In the listing that follows, how many lines include the word "Card"? Only the number is wanted.

═════ Given entries ═════

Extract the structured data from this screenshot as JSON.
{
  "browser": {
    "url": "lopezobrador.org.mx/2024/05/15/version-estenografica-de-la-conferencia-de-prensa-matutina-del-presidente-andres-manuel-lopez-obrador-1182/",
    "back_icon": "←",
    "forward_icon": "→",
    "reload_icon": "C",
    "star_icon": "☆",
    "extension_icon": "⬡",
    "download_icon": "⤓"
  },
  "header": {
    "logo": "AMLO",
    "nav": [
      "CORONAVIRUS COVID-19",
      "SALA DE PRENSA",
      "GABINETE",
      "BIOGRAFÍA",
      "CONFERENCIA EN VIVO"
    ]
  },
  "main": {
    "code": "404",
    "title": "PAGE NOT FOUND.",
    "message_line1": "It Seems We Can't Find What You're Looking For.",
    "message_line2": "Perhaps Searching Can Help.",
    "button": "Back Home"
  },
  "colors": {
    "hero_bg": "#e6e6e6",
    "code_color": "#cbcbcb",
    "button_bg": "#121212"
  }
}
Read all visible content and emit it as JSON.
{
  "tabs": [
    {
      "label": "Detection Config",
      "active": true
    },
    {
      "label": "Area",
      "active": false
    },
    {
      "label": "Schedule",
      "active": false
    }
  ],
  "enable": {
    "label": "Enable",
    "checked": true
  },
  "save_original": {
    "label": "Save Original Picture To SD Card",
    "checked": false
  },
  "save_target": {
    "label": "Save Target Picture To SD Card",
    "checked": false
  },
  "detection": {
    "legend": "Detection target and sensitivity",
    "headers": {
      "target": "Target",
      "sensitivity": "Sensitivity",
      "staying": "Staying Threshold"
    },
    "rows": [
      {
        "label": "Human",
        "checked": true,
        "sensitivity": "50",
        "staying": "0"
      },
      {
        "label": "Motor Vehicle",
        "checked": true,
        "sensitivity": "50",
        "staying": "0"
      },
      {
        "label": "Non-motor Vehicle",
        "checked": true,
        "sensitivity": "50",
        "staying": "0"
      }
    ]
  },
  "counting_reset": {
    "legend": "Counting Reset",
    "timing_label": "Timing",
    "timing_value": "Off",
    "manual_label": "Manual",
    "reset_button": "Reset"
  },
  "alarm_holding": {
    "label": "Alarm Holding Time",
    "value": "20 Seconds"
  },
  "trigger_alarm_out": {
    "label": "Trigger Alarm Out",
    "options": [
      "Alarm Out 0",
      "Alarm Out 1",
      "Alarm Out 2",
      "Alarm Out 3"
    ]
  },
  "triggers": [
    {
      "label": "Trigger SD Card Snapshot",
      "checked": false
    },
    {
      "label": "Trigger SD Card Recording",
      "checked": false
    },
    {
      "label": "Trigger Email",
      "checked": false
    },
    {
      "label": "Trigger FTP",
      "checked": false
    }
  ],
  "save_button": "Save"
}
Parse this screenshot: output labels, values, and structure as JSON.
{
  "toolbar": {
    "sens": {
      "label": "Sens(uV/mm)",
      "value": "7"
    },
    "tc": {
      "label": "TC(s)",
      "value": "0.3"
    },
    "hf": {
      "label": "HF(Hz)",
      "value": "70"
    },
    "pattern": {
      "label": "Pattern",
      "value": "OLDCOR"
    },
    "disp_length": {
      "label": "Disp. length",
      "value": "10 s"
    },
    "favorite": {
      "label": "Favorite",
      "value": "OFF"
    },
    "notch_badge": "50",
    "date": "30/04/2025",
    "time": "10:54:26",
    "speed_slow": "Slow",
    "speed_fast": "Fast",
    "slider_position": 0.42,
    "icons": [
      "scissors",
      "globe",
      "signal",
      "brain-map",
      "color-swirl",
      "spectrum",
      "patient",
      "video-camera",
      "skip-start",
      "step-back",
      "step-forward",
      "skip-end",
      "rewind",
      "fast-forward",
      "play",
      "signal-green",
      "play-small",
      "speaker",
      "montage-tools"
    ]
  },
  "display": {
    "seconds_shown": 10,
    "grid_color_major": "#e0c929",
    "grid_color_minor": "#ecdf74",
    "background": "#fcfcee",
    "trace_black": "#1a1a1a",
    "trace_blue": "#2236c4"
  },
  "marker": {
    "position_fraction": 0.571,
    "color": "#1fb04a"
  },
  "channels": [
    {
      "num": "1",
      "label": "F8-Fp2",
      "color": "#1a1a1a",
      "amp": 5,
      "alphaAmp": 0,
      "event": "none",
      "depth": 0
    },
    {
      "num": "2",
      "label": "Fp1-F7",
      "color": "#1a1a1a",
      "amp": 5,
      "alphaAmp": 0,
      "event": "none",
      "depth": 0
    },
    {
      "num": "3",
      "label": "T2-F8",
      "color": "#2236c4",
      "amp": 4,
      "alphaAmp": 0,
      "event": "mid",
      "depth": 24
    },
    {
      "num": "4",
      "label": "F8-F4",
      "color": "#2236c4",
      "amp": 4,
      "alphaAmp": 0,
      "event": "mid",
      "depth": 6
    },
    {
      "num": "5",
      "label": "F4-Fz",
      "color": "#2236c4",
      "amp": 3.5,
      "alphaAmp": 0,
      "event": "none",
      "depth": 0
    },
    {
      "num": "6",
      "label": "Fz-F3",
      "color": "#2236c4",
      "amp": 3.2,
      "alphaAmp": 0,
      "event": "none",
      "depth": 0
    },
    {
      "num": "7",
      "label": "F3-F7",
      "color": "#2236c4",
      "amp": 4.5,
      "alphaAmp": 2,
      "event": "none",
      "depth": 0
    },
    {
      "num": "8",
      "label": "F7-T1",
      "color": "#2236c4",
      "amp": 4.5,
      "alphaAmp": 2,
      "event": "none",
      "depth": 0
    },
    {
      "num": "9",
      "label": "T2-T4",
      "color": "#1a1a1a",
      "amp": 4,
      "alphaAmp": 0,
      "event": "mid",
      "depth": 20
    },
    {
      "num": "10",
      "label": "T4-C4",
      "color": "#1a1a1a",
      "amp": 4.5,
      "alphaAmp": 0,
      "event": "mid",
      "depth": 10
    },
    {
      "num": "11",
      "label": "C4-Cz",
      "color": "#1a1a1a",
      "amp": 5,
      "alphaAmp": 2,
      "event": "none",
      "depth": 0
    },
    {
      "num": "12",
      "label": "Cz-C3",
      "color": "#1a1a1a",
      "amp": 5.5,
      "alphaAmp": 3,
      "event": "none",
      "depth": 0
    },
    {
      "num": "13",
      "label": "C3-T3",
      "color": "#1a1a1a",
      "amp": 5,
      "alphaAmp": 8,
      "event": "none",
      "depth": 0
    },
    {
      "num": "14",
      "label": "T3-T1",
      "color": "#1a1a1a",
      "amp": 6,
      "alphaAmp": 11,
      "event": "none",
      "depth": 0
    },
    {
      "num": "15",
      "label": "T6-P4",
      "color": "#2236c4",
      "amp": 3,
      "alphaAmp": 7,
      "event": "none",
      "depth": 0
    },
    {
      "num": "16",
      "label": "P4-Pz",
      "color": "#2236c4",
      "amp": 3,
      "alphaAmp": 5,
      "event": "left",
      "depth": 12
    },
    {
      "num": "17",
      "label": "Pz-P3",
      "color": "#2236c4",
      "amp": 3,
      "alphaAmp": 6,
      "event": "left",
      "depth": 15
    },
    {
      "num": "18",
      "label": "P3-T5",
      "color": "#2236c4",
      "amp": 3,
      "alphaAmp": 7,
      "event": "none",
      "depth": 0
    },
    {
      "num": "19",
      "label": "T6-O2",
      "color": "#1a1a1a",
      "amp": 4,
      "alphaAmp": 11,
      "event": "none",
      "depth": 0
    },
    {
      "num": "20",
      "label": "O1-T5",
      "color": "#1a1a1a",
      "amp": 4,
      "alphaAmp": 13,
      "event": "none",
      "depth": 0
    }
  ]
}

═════

### Your response
4